**Work instructions**
Please report how many lines in the records below contain the word "this", and give nothing else.

[Material supplied Boundary: Start]

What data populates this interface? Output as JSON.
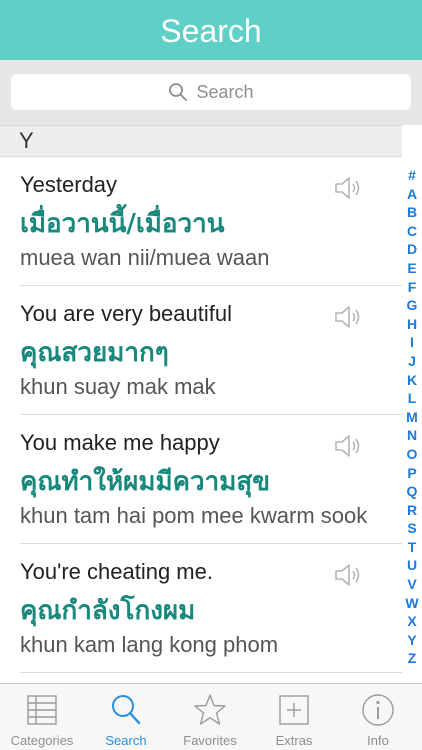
{
  "header": {
    "title": "Search"
  },
  "search": {
    "placeholder": "Search"
  },
  "section": {
    "letter": "Y"
  },
  "rows": [
    {
      "english": "Yesterday",
      "thai": "เมื่อวานนี้/เมื่อวาน",
      "phonetic": "muea wan nii/muea waan",
      "icon": "speaker-icon"
    },
    {
      "english": "You are very beautiful",
      "thai": "คุณสวยมากๆ",
      "phonetic": "khun suay mak mak",
      "icon": "speaker-icon"
    },
    {
      "english": "You make me happy",
      "thai": "คุณทำให้ผมมีความสุข",
      "phonetic": "khun tam hai pom mee kwarm sook",
      "icon": "speaker-icon"
    },
    {
      "english": "You're cheating me.",
      "thai": "คุณกำลังโกงผม",
      "phonetic": "khun kam lang kong phom",
      "icon": "speaker-icon"
    }
  ],
  "index": [
    "#",
    "A",
    "B",
    "C",
    "D",
    "E",
    "F",
    "G",
    "H",
    "I",
    "J",
    "K",
    "L",
    "M",
    "N",
    "O",
    "P",
    "Q",
    "R",
    "S",
    "T",
    "U",
    "V",
    "W",
    "X",
    "Y",
    "Z"
  ],
  "tabs": [
    {
      "label": "Categories",
      "icon": "list-icon",
      "active": false
    },
    {
      "label": "Search",
      "icon": "magnifier-icon",
      "active": true
    },
    {
      "label": "Favorites",
      "icon": "star-icon",
      "active": false
    },
    {
      "label": "Extras",
      "icon": "plus-icon",
      "active": false
    },
    {
      "label": "Info",
      "icon": "info-icon",
      "active": false
    }
  ],
  "colors": {
    "header": "#5fd0c8",
    "thai_text": "#18887d",
    "index": "#1e7ad6",
    "active_tab": "#2a8fdb",
    "inactive_tab": "#8e8e93"
  }
}
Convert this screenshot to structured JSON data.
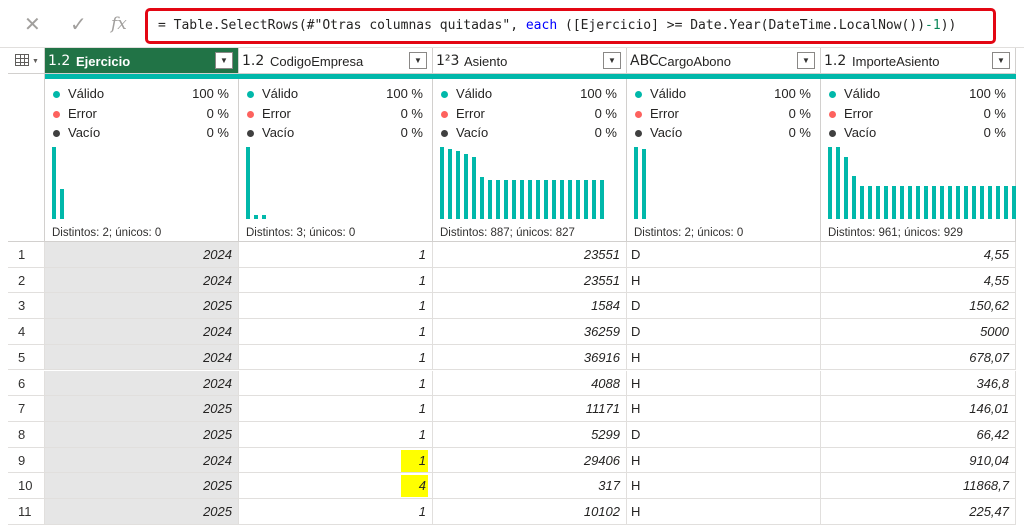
{
  "formula_bar": {
    "cancel_icon": "✕",
    "commit_icon": "✓",
    "fx_label": "fx",
    "formula_prefix": "= Table.SelectRows(#\"Otras columnas quitadas\", ",
    "formula_keyword": "each",
    "formula_middle": " ([Ejercicio] >= Date.Year(DateTime.LocalNow())",
    "formula_number": "-1",
    "formula_suffix": "))"
  },
  "profile_labels": {
    "valid": "Válido",
    "error": "Error",
    "empty": "Vacío"
  },
  "profile_colors": {
    "valid": "#01b8aa",
    "error": "#fd625e",
    "empty": "#404040",
    "accent": "#217346"
  },
  "columns": [
    {
      "type_icon": "1.2",
      "name": "Ejercicio",
      "valid": "100 %",
      "error": "0 %",
      "empty": "0 %",
      "distinct": "Distintos: 2; únicos: 0",
      "hist": [
        1.0,
        0.42
      ]
    },
    {
      "type_icon": "1.2",
      "name": "CodigoEmpresa",
      "valid": "100 %",
      "error": "0 %",
      "empty": "0 %",
      "distinct": "Distintos: 3; únicos: 0",
      "hist": [
        1.0,
        0.06,
        0.06
      ]
    },
    {
      "type_icon": "1²3",
      "name": "Asiento",
      "valid": "100 %",
      "error": "0 %",
      "empty": "0 %",
      "distinct": "Distintos: 887; únicos: 827",
      "hist": [
        1.0,
        0.97,
        0.94,
        0.9,
        0.86,
        0.58,
        0.54,
        0.54,
        0.54,
        0.54,
        0.54,
        0.54,
        0.54,
        0.54,
        0.54,
        0.54,
        0.54,
        0.54,
        0.54,
        0.54,
        0.54
      ]
    },
    {
      "type_icon": "ABC",
      "name": "CargoAbono",
      "valid": "100 %",
      "error": "0 %",
      "empty": "0 %",
      "distinct": "Distintos: 2; únicos: 0",
      "hist": [
        1.0,
        0.97
      ]
    },
    {
      "type_icon": "1.2",
      "name": "ImporteAsiento",
      "valid": "100 %",
      "error": "0 %",
      "empty": "0 %",
      "distinct": "Distintos: 961; únicos: 929",
      "hist": [
        1.0,
        1.0,
        0.86,
        0.6,
        0.46,
        0.46,
        0.46,
        0.46,
        0.46,
        0.46,
        0.46,
        0.46,
        0.46,
        0.46,
        0.46,
        0.46,
        0.46,
        0.46,
        0.46,
        0.46,
        0.46,
        0.46,
        0.46,
        0.46
      ]
    }
  ],
  "rows": [
    {
      "n": "1",
      "c": [
        "2024",
        "1",
        "23551",
        "D",
        "4,55"
      ]
    },
    {
      "n": "2",
      "c": [
        "2024",
        "1",
        "23551",
        "H",
        "4,55"
      ]
    },
    {
      "n": "3",
      "c": [
        "2025",
        "1",
        "1584",
        "D",
        "150,62"
      ]
    },
    {
      "n": "4",
      "c": [
        "2024",
        "1",
        "36259",
        "D",
        "5000"
      ]
    },
    {
      "n": "5",
      "c": [
        "2024",
        "1",
        "36916",
        "H",
        "678,07"
      ]
    },
    {
      "n": "6",
      "c": [
        "2024",
        "1",
        "4088",
        "H",
        "346,8"
      ]
    },
    {
      "n": "7",
      "c": [
        "2025",
        "1",
        "11171",
        "H",
        "146,01"
      ]
    },
    {
      "n": "8",
      "c": [
        "2025",
        "1",
        "5299",
        "D",
        "66,42"
      ]
    },
    {
      "n": "9",
      "c": [
        "2024",
        "1",
        "29406",
        "H",
        "910,04"
      ],
      "hl": true
    },
    {
      "n": "10",
      "c": [
        "2025",
        "4",
        "317",
        "H",
        "11868,7"
      ],
      "hl": true
    },
    {
      "n": "11",
      "c": [
        "2025",
        "1",
        "10102",
        "H",
        "225,47"
      ]
    }
  ]
}
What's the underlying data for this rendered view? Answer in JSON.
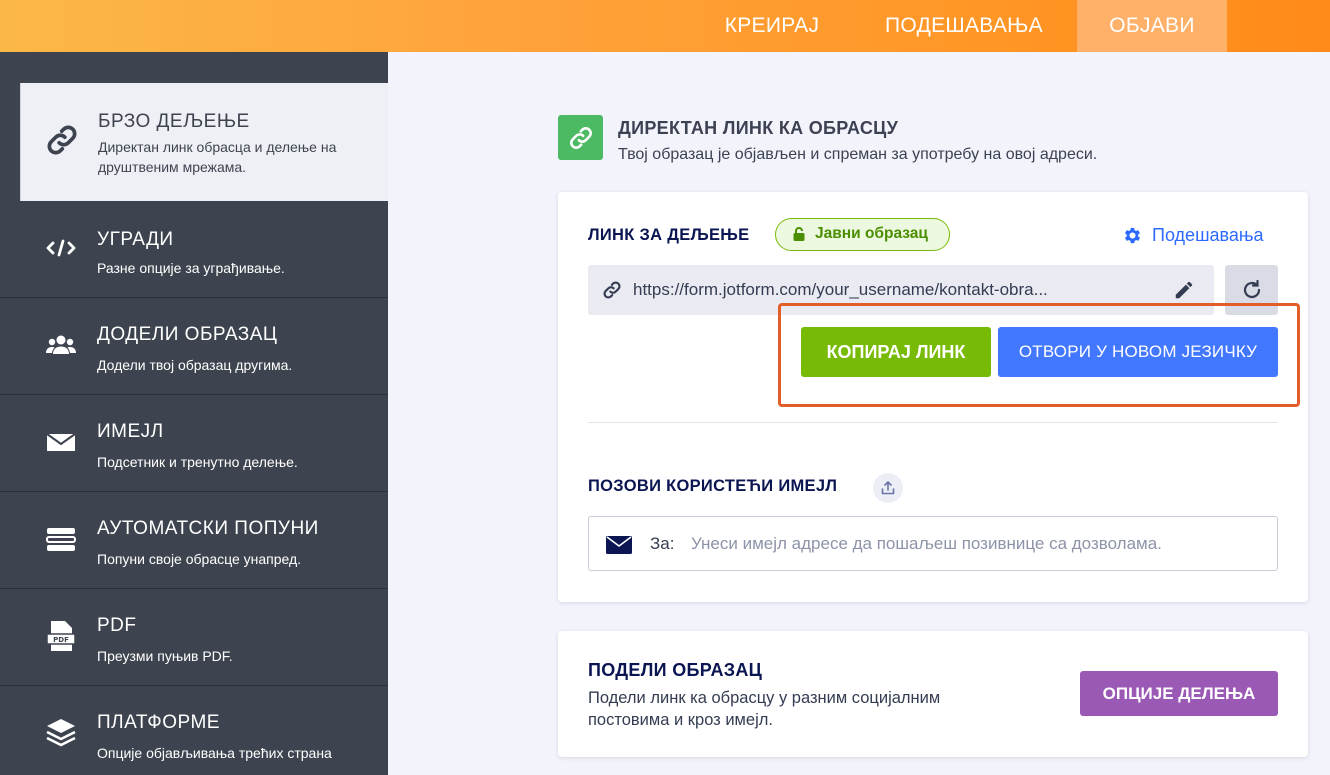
{
  "topbar": {
    "tabs": [
      {
        "label": "КРЕИРАЈ"
      },
      {
        "label": "ПОДЕШАВАЊА"
      },
      {
        "label": "ОБЈАВИ"
      }
    ]
  },
  "sidebar": {
    "items": [
      {
        "title": "БРЗО ДЕЉЕЊЕ",
        "desc": "Директан линк обрасца и делење на друштвеним мрежама.",
        "icon": "link-icon"
      },
      {
        "title": "УГРАДИ",
        "desc": "Разне опције за уграђивање.",
        "icon": "code-icon"
      },
      {
        "title": "ДОДЕЛИ ОБРАЗАЦ",
        "desc": "Додели твој образац другима.",
        "icon": "users-icon"
      },
      {
        "title": "ИМЕЈЛ",
        "desc": "Подсетник и тренутно делење.",
        "icon": "envelope-icon"
      },
      {
        "title": "АУТОМАТСКИ ПОПУНИ",
        "desc": "Попуни своје обрасце унапред.",
        "icon": "list-icon"
      },
      {
        "title": "PDF",
        "desc": "Преузми пуњив PDF.",
        "icon": "pdf-icon"
      },
      {
        "title": "ПЛАТФОРМЕ",
        "desc": "Опције објављивања трећих страна",
        "icon": "layers-icon"
      }
    ]
  },
  "main": {
    "header": {
      "title": "ДИРЕКТАН ЛИНК КА ОБРАСЦУ",
      "subtitle": "Твој образац је објављен и спреман за употребу на овој адреси."
    },
    "share_link": {
      "label": "ЛИНК ЗА ДЕЉЕЊЕ",
      "badge": "Јавни образац",
      "settings_label": "Подешавања",
      "url": "https://form.jotform.com/your_username/kontakt-obra...",
      "copy_button": "КОПИРАЈ ЛИНК",
      "open_button": "ОТВОРИ У НОВОМ ЈЕЗИЧКУ"
    },
    "invite": {
      "label": "ПОЗОВИ КОРИСТЕЋИ ИМЕЈЛ",
      "to_label": "За:",
      "placeholder": "Унеси имејл адресе да пошаљеш позивнице са дозволама."
    },
    "share_form": {
      "title": "ПОДЕЛИ ОБРАЗАЦ",
      "desc": "Подели линк ка обрасцу у разним социјалним постовима и кроз имејл.",
      "button": "ОПЦИЈЕ ДЕЛЕЊА"
    }
  },
  "colors": {
    "accent_green": "#78bb07",
    "accent_blue": "#4277ff",
    "accent_purple": "#9b59b6",
    "highlight": "#e35d28",
    "sidebar_bg": "#3e444f"
  }
}
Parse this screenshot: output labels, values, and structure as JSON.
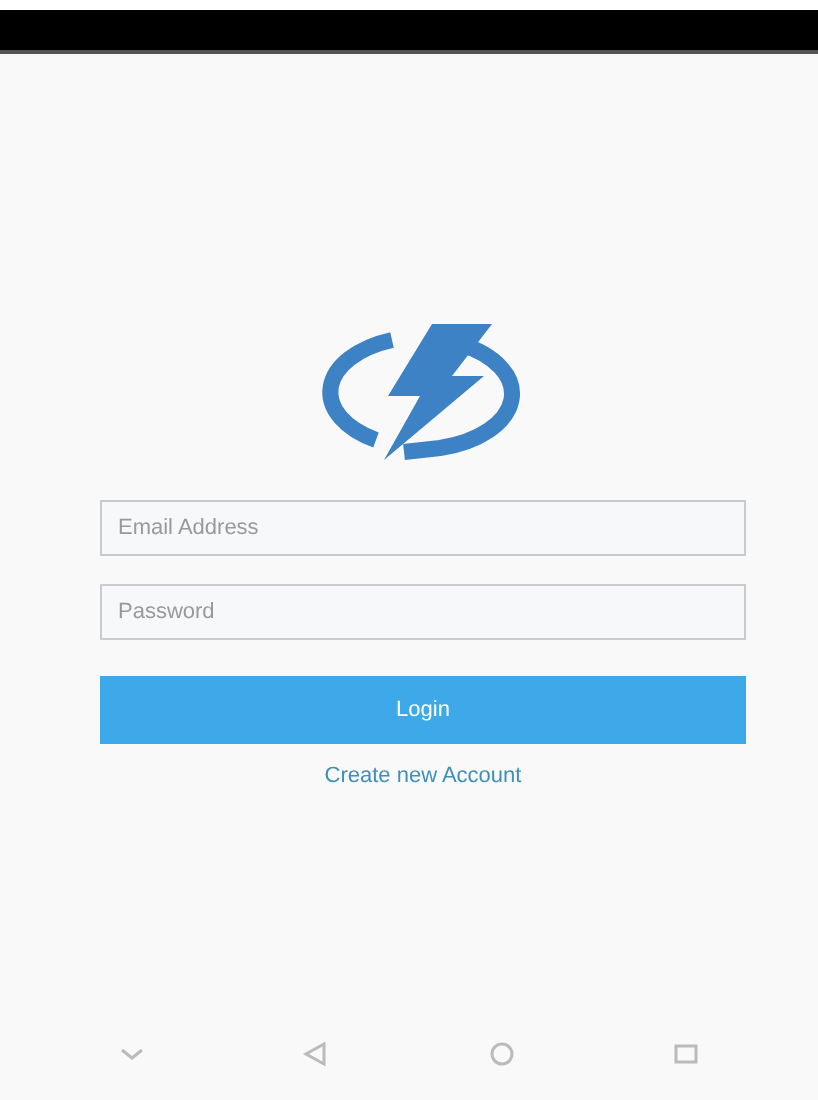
{
  "login_form": {
    "email_field": {
      "placeholder": "Email Address"
    },
    "password_field": {
      "placeholder": "Password"
    },
    "login_button": "Login",
    "create_account_link": "Create new Account"
  }
}
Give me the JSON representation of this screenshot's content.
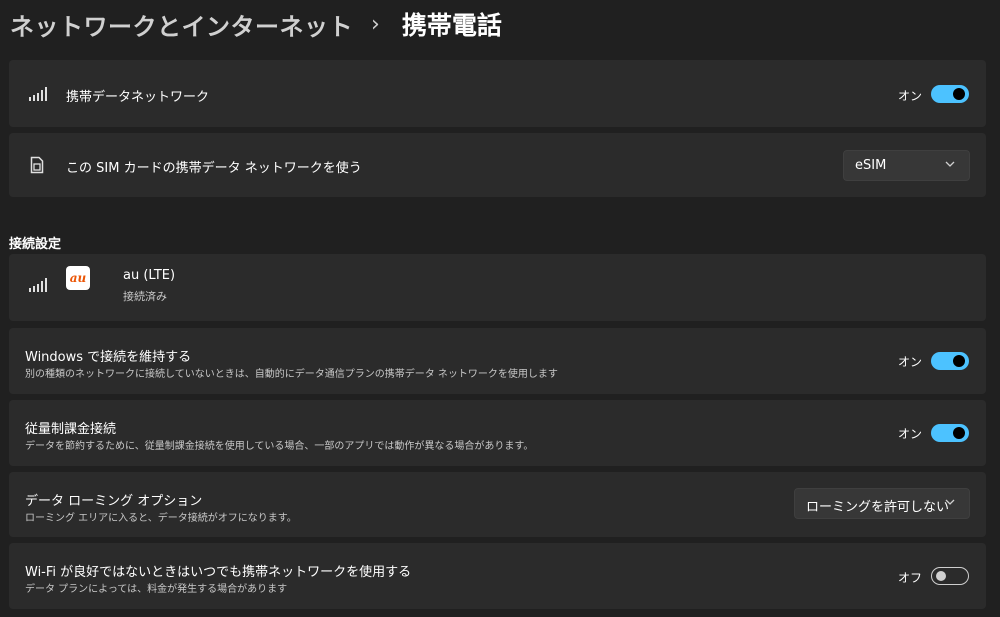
{
  "header": {
    "parent": "ネットワークとインターネット",
    "separator": "›",
    "current": "携帯電話"
  },
  "cellular_network": {
    "label": "携帯データネットワーク",
    "state": "オン",
    "on": true,
    "icon": "cellular-signal-icon"
  },
  "sim_select": {
    "label": "この SIM カードの携帯データ ネットワークを使う",
    "value": "eSIM",
    "icon": "sim-card-icon"
  },
  "connection_settings": {
    "heading": "接続設定",
    "carrier": {
      "name": "au (LTE)",
      "status": "接続済み",
      "logo_text": "au",
      "logo_color": "#eb5505"
    }
  },
  "settings": [
    {
      "label": "Windows で接続を維持する",
      "desc": "別の種類のネットワークに接続していないときは、自動的にデータ通信プランの携帯データ ネットワークを使用します",
      "state": "オン",
      "on": true
    },
    {
      "label": "従量制課金接続",
      "desc": "データを節約するために、従量制課金接続を使用している場合、一部のアプリでは動作が異なる場合があります。",
      "state": "オン",
      "on": true
    },
    {
      "label": "データ ローミング オプション",
      "desc": "ローミング エリアに入ると、データ接続がオフになります。",
      "dropdown_value": "ローミングを許可しない"
    },
    {
      "label": "Wi-Fi が良好ではないときはいつでも携帯ネットワークを使用する",
      "desc": "データ プランによっては、料金が発生する場合があります",
      "state": "オフ",
      "on": false
    }
  ],
  "colors": {
    "background": "#202020",
    "card": "#2b2b2b",
    "accent": "#4cc2ff"
  }
}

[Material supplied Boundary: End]

**Your solution**
5